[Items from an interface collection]
BEGIN

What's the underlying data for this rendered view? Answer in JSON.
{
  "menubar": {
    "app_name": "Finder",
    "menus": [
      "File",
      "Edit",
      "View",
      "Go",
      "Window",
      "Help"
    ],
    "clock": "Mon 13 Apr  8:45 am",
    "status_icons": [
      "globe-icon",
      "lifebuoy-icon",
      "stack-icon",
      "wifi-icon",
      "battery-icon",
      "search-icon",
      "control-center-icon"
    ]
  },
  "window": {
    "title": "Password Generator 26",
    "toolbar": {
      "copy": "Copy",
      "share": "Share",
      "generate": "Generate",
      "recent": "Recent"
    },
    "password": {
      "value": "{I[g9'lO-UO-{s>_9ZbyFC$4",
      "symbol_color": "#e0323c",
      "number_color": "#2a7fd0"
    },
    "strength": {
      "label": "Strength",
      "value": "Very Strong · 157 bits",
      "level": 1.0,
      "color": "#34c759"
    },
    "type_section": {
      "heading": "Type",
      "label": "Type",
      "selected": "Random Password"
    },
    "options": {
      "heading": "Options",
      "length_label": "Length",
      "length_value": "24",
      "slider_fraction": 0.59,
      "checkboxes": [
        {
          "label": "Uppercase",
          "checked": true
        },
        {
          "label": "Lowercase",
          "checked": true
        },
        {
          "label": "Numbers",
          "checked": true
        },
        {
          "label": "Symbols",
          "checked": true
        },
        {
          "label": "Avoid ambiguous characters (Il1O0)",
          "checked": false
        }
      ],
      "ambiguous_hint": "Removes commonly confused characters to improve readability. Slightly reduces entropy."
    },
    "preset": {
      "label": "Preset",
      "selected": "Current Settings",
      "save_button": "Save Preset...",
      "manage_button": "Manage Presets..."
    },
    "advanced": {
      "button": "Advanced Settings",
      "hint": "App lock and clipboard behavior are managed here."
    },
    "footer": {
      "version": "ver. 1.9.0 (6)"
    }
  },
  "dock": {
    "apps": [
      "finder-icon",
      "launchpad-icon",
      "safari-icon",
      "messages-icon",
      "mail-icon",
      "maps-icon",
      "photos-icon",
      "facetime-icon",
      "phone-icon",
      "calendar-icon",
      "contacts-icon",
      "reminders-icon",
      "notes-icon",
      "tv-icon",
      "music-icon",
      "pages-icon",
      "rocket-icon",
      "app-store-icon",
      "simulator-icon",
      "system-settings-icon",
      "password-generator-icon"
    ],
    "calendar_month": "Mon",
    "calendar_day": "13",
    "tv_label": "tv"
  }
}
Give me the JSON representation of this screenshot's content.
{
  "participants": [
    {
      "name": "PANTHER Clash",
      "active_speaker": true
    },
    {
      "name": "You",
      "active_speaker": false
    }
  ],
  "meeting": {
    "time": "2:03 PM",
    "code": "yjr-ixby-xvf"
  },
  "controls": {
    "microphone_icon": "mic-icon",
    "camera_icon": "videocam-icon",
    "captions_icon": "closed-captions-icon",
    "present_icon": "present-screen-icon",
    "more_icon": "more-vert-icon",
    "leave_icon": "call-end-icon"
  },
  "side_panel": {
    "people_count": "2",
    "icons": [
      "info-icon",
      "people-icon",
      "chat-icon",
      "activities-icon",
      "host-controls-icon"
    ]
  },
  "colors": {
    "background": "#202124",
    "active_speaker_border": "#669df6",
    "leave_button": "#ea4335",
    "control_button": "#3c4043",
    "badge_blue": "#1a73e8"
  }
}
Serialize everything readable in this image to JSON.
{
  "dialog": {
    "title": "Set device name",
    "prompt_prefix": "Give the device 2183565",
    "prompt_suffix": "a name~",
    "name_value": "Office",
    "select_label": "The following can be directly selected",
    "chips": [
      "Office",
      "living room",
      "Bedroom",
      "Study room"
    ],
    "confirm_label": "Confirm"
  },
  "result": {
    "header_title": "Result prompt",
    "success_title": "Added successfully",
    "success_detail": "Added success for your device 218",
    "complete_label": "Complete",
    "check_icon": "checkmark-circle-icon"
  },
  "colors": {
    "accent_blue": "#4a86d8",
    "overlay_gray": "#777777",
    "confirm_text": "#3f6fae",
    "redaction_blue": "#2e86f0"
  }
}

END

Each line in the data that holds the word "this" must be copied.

What's the underlying data for this rendered view? Answer in JSON.
Give me the JSON representation of this screenshot's content.
Serialize everything readable in this image to JSON.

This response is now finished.